forums, where peers do most of the sorting out of each other’s
challenges with the software. And do be aware that you’re normally on
your own to take care of any software upgrades, security patches, etc.,
as well as responsible for making regular backups of your data.
the tech-savvy, however, there can be great cost savings and great
satisfaction in managing your own website from the ground up.
Nonprofits will want to have a plan in place, however, in case their
staff or volunteer webmaster moves on, or for some other reason becomes
unable to keep up the website.
3. Inter-Linked Web Site Services
- Low Cost
- Moderate/High Maintenance
A blog here, a forum there, an autoresponder service to handle email
inquiries and send out passwords so subscribers can access the
password-protected articles, and so on — various separate applications
and services are linked together to make one truly “do-it-yourself”
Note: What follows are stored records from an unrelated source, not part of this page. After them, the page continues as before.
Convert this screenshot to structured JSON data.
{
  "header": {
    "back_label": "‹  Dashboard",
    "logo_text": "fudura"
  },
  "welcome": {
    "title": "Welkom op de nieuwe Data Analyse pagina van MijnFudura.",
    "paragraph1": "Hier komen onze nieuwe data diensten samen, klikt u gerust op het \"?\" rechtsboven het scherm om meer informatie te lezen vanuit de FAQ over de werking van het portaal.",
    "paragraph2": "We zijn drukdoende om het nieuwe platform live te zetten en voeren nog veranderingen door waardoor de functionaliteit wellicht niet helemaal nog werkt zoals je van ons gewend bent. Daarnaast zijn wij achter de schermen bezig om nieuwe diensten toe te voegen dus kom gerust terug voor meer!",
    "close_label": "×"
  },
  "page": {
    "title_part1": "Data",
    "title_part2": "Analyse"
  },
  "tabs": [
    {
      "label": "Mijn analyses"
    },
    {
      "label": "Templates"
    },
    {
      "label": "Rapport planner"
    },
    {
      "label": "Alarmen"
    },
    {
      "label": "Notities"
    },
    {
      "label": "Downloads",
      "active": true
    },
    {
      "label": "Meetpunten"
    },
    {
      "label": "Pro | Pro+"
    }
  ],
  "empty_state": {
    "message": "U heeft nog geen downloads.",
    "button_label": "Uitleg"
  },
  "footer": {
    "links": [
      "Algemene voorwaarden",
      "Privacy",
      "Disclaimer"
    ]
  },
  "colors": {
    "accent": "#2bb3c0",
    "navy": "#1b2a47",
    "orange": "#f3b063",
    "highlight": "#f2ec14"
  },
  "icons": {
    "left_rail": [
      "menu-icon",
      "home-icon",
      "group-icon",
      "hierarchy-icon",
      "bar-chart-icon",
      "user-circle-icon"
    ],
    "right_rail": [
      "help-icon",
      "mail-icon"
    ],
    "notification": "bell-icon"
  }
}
website solution. With a moderate amount of technical skill at hand,
any cash-strapped nonprofit can bring together a variety of free or
very low-cost applications to fill many of its needs.
Ideally, all of
these fragmented parts should be “branded” with your organization’s
logo and a consistent color-scheme to help identify them as part of
your online presence. You’ll most likely want to “pont” your domain
name at the main news part of your site (your blog?) and link from
there to the peripheral forum, gallery, and so on — that way, visitors’
chances of finding your “front door” are greatly increased.
Still, with various elements of your “website” scattered across
different sites and services, this is a”shotgun approach” to a website
that can make it harder for you to get your nonprofit found in web
searches, as well as challenge your visitors: the visitors and
search-engine crawlers might stumble across your forum, but will they
find their way to your main news page, with the button that lets them
make a donation?
"More With Less" Online
Money is tight enough now, we all know, and it seems certain that there are even tougher economic times
ahead. More than ever, nonprofits and businesses
alike will need to learn new ways to do their work online. But it can be done. There
are all sorts of free and low-cost ways for you to help visitors find
you in search engines, to promote your website and bring traffic to it
— as well as new, fun, and very affordable tools that can to help you
connect and communicate with those website visitors once they land.
We’ve talked about a lot of those in previous blog posts, so do skim
back through the blog archives for any nuggets you may have missed —
and there’ll be a whole lot more to come. If you haven't dropped a note to the Wild Apricot blog before, this might be
a good time to do so. Or just leave a comment below, if you prefer:
Where are your organization’s biggest web challenges? What tools and tactics do you most want or need to learn about, to better pursue your
nonprofit’s mission online? Let us know — how can this blog help you to do
“more with less,” right now and through the months ahead?